You can sign up for a free account and get up to 50 hours of speech to text translation for free without having to enter a credit card so I decided to take advantage of it and see if a 1 minute audio recording I did for a product review could be turned into a text document that I could cut and paste into WordPress with ease.
After you active your account and want to start with your first audio file you just sign into VoiceBase and then click on the green Upload button in the top right.
Now you notice they list all of the file formats supported which include file types: *.mp3, *.mp4, *.flv, *.wmv, *.avi, *.mpeg, *.aac, *.aiff, *.au, *.ogg, *.3gp, *.flac, *.ra, *.m4a, *.wma, *.m4v, *.caf, *.cf, *.mov, *.mpg, *.webm, *.wav, *.asf, *.amr
The maximum file size available for upload for this free plan is: 4000 MB

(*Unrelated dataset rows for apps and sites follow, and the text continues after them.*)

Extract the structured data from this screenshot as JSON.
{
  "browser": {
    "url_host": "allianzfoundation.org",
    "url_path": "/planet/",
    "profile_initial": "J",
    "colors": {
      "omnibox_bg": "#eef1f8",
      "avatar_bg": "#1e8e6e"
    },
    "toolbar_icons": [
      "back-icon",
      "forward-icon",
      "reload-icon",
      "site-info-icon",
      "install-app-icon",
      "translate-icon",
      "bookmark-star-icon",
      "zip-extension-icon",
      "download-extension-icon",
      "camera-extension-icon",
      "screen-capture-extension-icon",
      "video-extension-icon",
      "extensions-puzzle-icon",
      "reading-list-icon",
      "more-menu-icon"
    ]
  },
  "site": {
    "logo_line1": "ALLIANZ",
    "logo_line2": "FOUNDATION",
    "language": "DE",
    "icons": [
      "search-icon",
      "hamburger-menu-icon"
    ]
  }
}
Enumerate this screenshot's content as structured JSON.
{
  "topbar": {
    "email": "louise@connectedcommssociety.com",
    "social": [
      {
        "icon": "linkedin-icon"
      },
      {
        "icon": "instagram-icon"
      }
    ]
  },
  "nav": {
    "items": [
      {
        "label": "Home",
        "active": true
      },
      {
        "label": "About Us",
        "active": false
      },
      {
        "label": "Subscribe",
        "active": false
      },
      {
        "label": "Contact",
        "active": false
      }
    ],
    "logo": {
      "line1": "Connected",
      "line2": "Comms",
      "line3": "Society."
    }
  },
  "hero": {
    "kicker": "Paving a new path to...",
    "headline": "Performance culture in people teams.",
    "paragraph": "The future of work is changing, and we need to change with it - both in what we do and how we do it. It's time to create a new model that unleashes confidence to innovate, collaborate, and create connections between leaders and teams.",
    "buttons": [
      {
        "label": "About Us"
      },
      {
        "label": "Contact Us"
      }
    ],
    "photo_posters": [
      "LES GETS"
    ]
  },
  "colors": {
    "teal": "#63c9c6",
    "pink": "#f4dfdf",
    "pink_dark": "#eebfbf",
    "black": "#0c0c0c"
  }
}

For purposes of this test I was using an m4a file using the Voice Recorder app on the iPhone 6S with a PowerDeWise Lapel microphone for recording.
The interesting thing is you can choose to do Machine Transcription or Human Transcription, whichever option you choose you will get a statement on how long the transcription will take and according to VoiceBase Machine Transcriptions are completed within 24h often within 2h. Human transcriptions typically take 3 days. So if it is something you wanted quickly that is something to know about using VoiceBase is the 2-24 hour potential delay with machine transcription. Though I imagine the human transcription would have greater accuracy, but we shall see what the machine transcription brings me.
In my case, my very short audio clip was translated and sent to me via email in less than 10 minutes. It included keywords that it found in the video which may yield some SEO target words for you as in this case it was a phone belt clip I was reviewing.
When you click on the link you get to see your transcription and compare the audio to the text. In this case I found the text to be about 85% accurate, I found it a little dismaying that it can’t intelligently know that iPhone is as such and instead does i Phone as two separate words in several places. Overall the text though was mostly accurate word for word though Otterbox became auto box when comparing the phone cases.
My last paragraph was even more troublesome and I will cut and paste it for you here:
what’s on your clip it does a good job. It only does hold the phone in vertical mode though I do sometimes prefer to hold my phone in a horizontal modem a belt clip so that’s something toconsider but overall I would probably get about three and a half stars. This is the Dr mode iphone six protective case that also includes a belt clip and this is the review of it for Dragon by going tocome.
It has a tendency to merge words and it really has a problem with brand names and such, though it could be my New York accent when I speak that gives the transcription some trouble. Where I said “I would give it about 3 and a half stars” it translated to I would probably get about three and a half stars. Note I talk pretty quickly so when comparing the transcription here to Dragon Naturally speaking it is only slightly worse, though with Dragon software I can do voice training and increase accuracy. VoiceBase does let you define custom vocabulary which I didn’t do for this quick test period however.
You also have the ability to turn on swear word filter if you don’t want a transcription that includes curse words.
Overall, it probably saved me a few minutes on several hundred words of written text, I still had to do some editing but if I have a lot of time stuck in a car where I can record my voice to speak notes/audio blog posts and convert to written later it appeared to be faster than if I manually transcribed them by typing them out which I can do at 105 Words Per Minute but I have more productive things to do with my time.